So when I posted the first part of this entry, I was still seething at the absurdity of what transpired during the last hour or so of the U.S. Open. My wife and I made it to the “back five” alright, skirting around the back of the 18th green and heading up the hill in between the 14th and 18th holes. After agonizingly squeezing through the crowd, we made it to a little pocket between the 14th and 18th crosswalks. When we realized this wasn’t the ideal spot, we tried to head across the 14th fairway en route to the grandstand behind the 14th green. I thought that perhaps since the final group was through that hole that there would be some empty seats and we could have an unobstructed view of the 18th fairway and green. Unfortunately, for a reason I still can’t quite figure out, the USGA decided to close the crosswalk across the 14th fairway to Golf House Rd as well as the crosswalk on the either side across the 18th fairway to the East Course parking lot. With the path we had taken to this pocket pinched close by the gallery and a bunch of USGA flunkies refusing to allow spectators to exit via the two crosswalks, we were stuck.
We couldn’t see much, only the second shots being struck from the 18th fairway, but thankfully we had those earpiece radios broadcasting ESPN Radio’s coverage. We watched Justin Rose hit this spectacular approach into the 18th green and listened as he hit an even better pitch from just off the back of the green to set up a tap-in par. We then listened as Mickelson missed a golden opportunity for birdie at the 16th following a sensational approach, hit a terrific tee shot at the 17th which came just about one yard short of a ridge that would’ve surely carried his ball within birdie range and subsequently had to settle for a tap-in par.
With Rose in the clubhouse, specifically the backroom of the golf shop after signing his scorecard in the bag room – I finally watched the TV coverage and you can see the framed photos of Merion’s caddies hanging on the wall – Mickelson stood on the 18th tee needing to make birdie to force a playoff. To do that, as I’ve stated before, he absolutely had to hit the fairway. Instead, he found the left rough. We actually had a great view of Mickelson playing his second from this position and after he punched his second shot which wound up short of the green – virtually sealing his fate – my wife recorded this: video
Those stuck in this spectator pocket had been getting more and more perturbed as the USGA employees who lined the crosswalk entrances continued to keep anyone from crossing and refused to provide an explanation as to why they were doing so. Those up against the ropes eventually had enough and charged through, sprinting toward the green.
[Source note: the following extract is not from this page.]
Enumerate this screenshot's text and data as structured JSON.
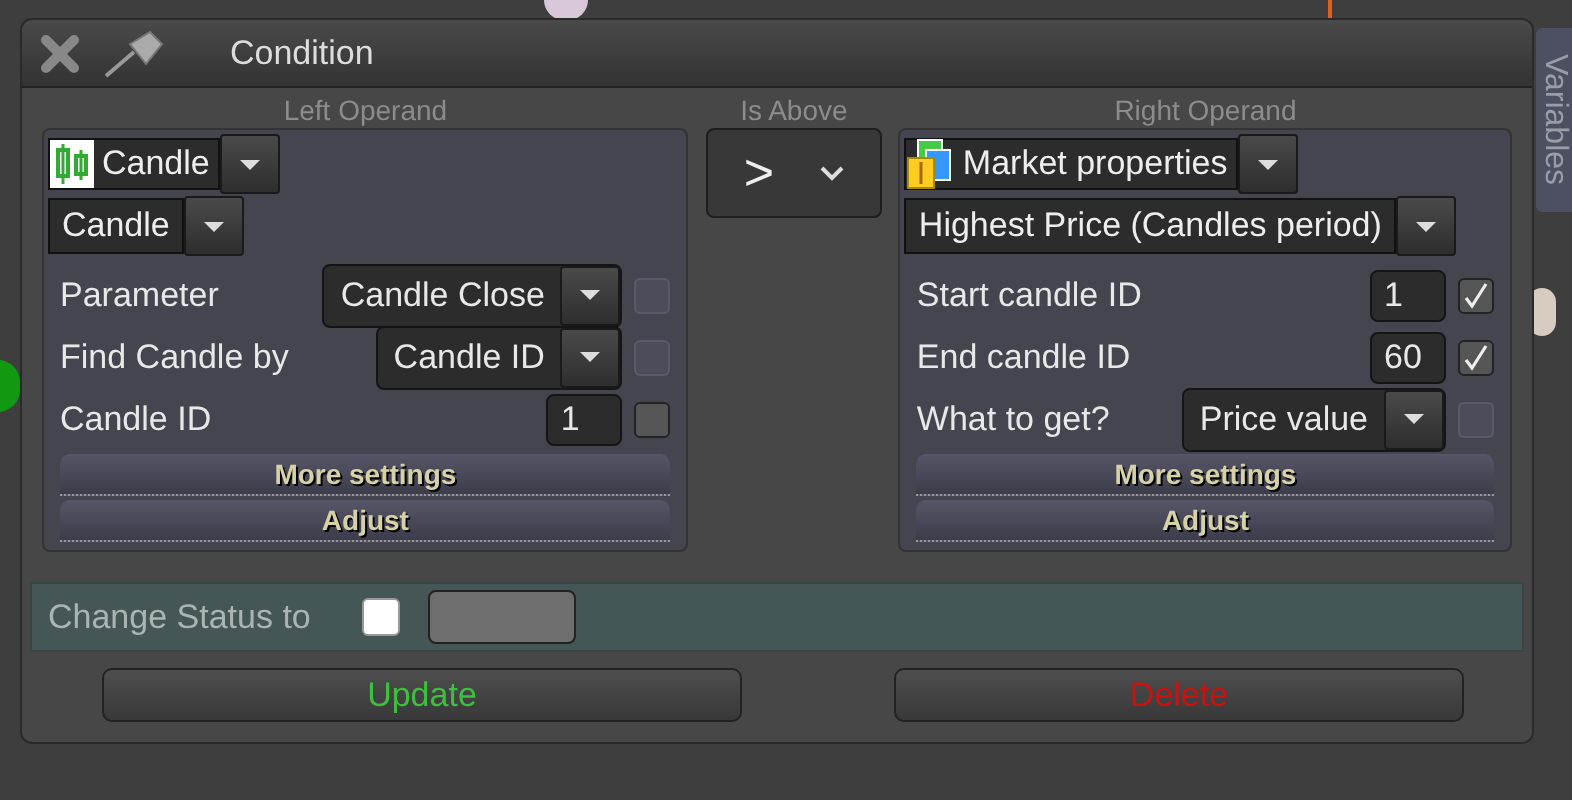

We naturally followed, with the stampede making to the crest of the hill in the fairway about 75 yards from the green and 60 or so from Phil until a swarm of police officers and USGA volunteers formed a human barrier across the fairway. We didn’t get as close as I would’ve liked, but my wife was able to sneak this shot:
Sure we were trapped, but we got a great view of Phil hit that chip and chase after it up the hill. And although I knew even a short game master like Mickelson had the slimmest of chances of holing out, it was still cool to see just how much the galleries surrounding the 18th green were rooting for him.
While Rose was surely a deserving champion, it seems to me that a major is always a little anticlimactic when the winner doesn’t come out of the final group.
So just what went wrong with Phil as he recorded his sixth runner-up finish in the U.S. Open? And what went right a few weeks later across the pond at the Open Championship? Check back shortly and I’ll give you my thoughts.